Oil prices hovered near $40 a barrel Tuesday in Asia on investor concerns the conflict between Israel and Hamas could further heighten tensions in the oil-rich Middle East. Light, sweet crude for February delivery fell 16 cents to $39.89 a barrel in electronic trading on the New York Mercantile Exchange by late afternoon in Singapore. The contract overnight rose $2.31 to settle at $40.02.
Hamas sent missiles deep into Israel on Monday, three days into Israel's punishing air offensive in Gaza. Four Israelis, including a soldier, were killed and eight wounded. Palestinian health officials put the three-day death toll in Gaza at 364; the U.N. said the total included at least 62 civilians.

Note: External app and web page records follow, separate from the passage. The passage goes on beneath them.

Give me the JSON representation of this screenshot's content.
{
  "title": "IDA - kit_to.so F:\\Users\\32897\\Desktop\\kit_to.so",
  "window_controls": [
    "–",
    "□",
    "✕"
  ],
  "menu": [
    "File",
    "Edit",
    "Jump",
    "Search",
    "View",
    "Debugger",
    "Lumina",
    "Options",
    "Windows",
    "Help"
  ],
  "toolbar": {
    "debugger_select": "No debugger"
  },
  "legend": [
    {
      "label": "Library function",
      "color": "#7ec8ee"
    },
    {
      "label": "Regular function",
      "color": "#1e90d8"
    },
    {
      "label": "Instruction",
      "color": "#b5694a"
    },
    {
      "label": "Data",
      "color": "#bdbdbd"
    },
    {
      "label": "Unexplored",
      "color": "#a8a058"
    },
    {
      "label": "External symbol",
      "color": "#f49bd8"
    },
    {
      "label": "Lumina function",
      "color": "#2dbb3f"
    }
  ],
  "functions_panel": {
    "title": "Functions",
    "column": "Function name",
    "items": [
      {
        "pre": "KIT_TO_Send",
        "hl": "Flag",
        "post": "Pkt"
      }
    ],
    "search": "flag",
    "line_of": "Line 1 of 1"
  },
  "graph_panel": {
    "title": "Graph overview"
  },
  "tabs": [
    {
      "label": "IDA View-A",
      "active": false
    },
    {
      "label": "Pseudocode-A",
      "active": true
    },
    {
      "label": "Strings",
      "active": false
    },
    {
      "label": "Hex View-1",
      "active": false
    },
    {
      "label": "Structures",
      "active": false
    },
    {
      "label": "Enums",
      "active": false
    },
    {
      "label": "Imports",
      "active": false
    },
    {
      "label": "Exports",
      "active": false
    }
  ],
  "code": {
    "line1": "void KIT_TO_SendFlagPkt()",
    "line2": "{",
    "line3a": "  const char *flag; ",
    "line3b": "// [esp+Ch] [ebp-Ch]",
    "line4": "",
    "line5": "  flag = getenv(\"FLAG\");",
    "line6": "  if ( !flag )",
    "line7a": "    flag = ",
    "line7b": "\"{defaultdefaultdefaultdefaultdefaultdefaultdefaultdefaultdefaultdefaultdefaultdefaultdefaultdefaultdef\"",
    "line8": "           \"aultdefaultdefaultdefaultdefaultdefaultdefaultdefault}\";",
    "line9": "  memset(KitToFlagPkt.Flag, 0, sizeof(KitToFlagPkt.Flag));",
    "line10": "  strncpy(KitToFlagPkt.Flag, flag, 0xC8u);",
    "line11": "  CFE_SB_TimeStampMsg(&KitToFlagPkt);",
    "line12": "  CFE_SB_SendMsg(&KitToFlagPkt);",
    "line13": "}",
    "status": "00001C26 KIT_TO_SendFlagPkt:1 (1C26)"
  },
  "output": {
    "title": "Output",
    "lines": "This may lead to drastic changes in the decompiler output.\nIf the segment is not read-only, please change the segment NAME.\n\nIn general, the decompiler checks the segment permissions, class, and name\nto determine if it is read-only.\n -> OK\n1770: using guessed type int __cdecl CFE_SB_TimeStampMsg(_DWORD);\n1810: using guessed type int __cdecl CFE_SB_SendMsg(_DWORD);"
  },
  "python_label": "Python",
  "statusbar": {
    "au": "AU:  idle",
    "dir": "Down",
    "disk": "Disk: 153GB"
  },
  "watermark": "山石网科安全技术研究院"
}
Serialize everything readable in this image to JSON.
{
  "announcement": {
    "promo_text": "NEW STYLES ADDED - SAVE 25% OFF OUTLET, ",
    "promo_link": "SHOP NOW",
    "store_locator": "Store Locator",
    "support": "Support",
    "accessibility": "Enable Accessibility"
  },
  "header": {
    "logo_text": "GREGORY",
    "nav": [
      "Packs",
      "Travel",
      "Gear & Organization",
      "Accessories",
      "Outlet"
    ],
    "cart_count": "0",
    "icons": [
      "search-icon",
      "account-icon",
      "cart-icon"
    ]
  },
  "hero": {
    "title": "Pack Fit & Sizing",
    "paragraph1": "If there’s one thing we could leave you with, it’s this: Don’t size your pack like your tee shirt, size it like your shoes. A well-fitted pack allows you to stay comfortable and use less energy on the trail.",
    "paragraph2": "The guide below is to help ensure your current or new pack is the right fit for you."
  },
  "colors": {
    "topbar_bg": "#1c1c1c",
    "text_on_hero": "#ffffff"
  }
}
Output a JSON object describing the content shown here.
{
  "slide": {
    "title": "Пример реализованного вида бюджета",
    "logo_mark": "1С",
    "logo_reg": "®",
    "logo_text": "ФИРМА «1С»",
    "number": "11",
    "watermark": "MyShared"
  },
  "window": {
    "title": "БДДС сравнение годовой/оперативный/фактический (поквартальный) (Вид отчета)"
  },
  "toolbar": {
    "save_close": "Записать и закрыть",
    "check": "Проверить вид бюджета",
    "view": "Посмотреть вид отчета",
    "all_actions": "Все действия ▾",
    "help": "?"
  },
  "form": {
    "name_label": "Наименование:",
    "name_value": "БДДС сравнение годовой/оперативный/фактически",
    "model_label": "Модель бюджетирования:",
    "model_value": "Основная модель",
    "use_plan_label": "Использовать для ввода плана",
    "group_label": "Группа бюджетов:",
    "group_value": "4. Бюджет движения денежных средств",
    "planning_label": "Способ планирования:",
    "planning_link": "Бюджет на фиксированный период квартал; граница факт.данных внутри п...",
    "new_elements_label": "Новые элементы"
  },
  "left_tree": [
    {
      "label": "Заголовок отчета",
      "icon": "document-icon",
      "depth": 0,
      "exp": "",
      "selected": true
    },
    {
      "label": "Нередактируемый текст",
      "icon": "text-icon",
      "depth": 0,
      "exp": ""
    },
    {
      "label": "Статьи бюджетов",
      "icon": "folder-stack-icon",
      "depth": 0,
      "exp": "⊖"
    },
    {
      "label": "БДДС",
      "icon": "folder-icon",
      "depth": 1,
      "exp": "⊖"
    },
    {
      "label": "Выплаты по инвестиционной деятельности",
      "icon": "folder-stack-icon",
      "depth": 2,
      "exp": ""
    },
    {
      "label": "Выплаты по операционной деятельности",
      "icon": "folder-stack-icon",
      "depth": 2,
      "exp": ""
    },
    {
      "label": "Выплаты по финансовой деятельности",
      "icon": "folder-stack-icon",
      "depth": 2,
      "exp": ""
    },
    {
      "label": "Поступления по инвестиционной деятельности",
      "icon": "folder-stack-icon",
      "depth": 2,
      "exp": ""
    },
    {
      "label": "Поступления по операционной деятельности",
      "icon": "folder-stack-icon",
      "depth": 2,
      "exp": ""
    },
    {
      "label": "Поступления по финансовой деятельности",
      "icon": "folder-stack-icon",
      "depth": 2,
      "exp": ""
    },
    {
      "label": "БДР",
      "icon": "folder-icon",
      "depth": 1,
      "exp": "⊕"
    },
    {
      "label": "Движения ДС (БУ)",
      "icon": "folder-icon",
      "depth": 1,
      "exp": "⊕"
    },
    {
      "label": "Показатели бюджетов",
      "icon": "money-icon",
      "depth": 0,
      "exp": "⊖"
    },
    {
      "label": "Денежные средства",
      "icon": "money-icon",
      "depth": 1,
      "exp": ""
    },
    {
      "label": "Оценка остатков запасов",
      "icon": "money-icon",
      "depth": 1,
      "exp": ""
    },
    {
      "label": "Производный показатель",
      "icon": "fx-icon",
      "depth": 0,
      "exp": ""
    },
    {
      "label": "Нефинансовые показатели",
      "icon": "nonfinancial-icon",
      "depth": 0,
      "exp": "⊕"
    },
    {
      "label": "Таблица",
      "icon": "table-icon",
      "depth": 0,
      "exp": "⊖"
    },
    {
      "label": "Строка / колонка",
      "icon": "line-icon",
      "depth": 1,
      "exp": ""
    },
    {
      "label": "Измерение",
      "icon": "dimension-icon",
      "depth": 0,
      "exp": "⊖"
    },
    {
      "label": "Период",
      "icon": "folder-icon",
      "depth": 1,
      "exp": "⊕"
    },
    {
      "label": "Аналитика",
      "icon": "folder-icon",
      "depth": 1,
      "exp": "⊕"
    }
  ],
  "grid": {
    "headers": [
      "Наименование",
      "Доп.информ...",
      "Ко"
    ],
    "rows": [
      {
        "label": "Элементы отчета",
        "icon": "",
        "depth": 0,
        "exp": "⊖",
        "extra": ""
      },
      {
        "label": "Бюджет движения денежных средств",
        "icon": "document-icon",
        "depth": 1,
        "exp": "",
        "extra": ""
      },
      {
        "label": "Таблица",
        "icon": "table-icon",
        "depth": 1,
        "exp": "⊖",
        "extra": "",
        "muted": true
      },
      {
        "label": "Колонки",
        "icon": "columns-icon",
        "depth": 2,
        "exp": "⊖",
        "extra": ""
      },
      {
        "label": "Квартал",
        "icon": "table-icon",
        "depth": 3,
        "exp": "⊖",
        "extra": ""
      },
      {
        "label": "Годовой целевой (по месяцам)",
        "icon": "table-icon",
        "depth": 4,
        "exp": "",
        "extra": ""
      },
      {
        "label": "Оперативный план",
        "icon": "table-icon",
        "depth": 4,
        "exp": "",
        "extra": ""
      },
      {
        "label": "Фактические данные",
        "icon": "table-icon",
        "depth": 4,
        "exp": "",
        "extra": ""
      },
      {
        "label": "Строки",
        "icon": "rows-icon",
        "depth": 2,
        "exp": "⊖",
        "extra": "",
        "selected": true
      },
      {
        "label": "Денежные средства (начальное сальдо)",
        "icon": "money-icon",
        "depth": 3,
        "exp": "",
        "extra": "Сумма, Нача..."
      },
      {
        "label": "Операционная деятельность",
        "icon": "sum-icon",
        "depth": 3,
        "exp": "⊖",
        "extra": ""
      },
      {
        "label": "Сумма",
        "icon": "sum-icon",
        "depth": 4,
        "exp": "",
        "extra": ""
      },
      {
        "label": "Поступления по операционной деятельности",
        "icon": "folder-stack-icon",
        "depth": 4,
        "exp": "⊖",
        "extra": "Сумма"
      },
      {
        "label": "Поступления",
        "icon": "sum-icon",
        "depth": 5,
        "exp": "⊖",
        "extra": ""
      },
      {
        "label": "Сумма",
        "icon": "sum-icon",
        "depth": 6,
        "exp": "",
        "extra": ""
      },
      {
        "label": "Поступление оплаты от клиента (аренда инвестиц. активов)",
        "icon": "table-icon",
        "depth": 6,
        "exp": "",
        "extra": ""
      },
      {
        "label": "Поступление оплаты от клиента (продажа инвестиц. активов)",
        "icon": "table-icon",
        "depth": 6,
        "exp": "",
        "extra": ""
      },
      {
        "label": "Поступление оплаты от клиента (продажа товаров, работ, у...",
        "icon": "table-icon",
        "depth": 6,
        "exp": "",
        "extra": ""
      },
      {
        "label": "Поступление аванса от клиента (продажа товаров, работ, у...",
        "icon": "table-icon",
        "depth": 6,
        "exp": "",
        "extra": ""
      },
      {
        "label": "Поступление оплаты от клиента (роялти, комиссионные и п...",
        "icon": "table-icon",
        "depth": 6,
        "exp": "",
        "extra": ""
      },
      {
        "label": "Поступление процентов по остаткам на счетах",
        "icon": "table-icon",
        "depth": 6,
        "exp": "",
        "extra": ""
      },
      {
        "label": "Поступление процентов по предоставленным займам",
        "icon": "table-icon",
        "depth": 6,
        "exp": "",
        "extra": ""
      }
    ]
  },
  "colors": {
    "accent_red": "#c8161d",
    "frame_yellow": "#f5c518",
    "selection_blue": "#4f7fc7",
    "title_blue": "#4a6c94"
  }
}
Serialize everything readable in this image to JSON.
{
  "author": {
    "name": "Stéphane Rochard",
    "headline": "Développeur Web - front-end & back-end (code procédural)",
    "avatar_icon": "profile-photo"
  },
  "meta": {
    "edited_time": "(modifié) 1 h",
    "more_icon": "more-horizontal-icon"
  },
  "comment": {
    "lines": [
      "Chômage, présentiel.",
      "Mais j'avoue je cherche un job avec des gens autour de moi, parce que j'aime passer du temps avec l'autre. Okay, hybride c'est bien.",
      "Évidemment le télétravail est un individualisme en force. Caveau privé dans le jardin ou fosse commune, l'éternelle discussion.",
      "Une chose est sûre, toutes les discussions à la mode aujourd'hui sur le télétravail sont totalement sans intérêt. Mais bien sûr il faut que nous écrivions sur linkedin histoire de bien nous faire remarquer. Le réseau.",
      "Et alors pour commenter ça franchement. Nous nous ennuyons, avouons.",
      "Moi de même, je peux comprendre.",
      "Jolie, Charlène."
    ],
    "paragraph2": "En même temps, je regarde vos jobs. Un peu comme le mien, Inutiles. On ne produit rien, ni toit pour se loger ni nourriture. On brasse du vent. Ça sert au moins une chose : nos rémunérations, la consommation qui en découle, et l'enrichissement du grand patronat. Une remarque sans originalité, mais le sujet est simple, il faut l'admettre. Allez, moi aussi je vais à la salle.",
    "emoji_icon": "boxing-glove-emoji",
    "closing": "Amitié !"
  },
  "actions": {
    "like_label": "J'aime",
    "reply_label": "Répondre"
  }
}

Early Tuesday, Israeli aircraft dropped at least 16 bombs on five Hamas government buildings in a Gaza City complex, destroying them, witnesses said. Israel's defense minister Ehud Barak promised a "war to the bitter end against Hamas" and allied militants. Crude prices have rallied 14 percent since Friday on concerns that the conflict could heighten tensions between Middle East oil power Iran and Israel and the U.S., said Jonathan Kornafel, Asia director for market maker Hudson Capital Energy in Singapore. "The danger is Iran getting involved," Kornafel said. "Any tension in the Middle East is going to involve the whole region." "This problem isn't going to go away overnight. It's been a big disaster."
Expectations that a slowing global economy will dampen crude demand have helped contain the rally in oil prices. If the Israel-Gaza conflict doesn't escalate, prices could break below $30 during the next few months, Kornafel said.
"I don't expect any positive surprises for GDP, housing data, jobless claims, or manufacturing data," he said. "It's all going to be negative for at least the next couple months." Oil prices have fallen 73 percent since peaking at $147.27 a
barrel on July 11.
The Organization of Petroleum Exporting Countries, which accounts for about 40 percent of global supply, has announced production cuts totaling more than 4 million barrels per day in the last few months. However, investors are skeptical the 13-nation group will adhere to the new output quotas.
"The market is looking for compliance," Kornafel said. "OPEC needs to show they are sticking to these very pronounced cuts they've already announced."
In other Nymex trading, gasoline futures rose 0.15 cent to 88 cents a gallon. Heating oil fell 0.83 cent to $1.28 a gallon while natural gas for February delivery was steady at $6.08 per 1,000 cubic feet.
In London, February Brent crude fell 11 cents to $40.44 a barrel on the ICE Futures exchange.